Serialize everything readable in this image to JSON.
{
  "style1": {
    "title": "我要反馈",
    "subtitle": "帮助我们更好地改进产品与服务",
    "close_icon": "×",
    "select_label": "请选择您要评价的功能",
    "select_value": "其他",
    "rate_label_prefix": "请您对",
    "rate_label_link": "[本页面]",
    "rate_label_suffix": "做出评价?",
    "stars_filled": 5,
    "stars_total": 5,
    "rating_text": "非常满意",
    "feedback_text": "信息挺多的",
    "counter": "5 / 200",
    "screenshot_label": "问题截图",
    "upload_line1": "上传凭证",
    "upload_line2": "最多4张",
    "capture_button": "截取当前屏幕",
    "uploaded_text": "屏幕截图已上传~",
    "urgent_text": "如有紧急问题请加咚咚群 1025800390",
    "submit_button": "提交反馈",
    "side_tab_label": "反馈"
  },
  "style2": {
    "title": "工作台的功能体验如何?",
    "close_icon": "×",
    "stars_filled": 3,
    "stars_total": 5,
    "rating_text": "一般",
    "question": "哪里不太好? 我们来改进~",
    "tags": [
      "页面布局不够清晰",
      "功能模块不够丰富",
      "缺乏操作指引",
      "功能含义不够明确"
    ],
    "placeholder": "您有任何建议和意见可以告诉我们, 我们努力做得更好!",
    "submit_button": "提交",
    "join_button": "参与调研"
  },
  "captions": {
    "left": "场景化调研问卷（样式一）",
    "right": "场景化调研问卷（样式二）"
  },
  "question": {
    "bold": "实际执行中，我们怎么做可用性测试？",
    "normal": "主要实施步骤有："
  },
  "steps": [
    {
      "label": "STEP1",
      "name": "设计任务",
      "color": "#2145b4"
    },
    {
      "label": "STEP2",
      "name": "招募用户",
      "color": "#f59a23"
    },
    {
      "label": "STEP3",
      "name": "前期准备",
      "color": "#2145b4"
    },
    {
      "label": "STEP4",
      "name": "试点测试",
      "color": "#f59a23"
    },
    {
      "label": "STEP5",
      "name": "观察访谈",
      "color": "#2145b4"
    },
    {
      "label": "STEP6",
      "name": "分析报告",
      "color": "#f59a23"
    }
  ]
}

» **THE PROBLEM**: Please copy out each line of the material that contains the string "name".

» **PROBLEM SOLUTION**:
      "name": "设计任务",
      "name": "招募用户",
      "name": "前期准备",
      "name": "试点测试",
      "name": "观察访谈",
      "name": "分析报告",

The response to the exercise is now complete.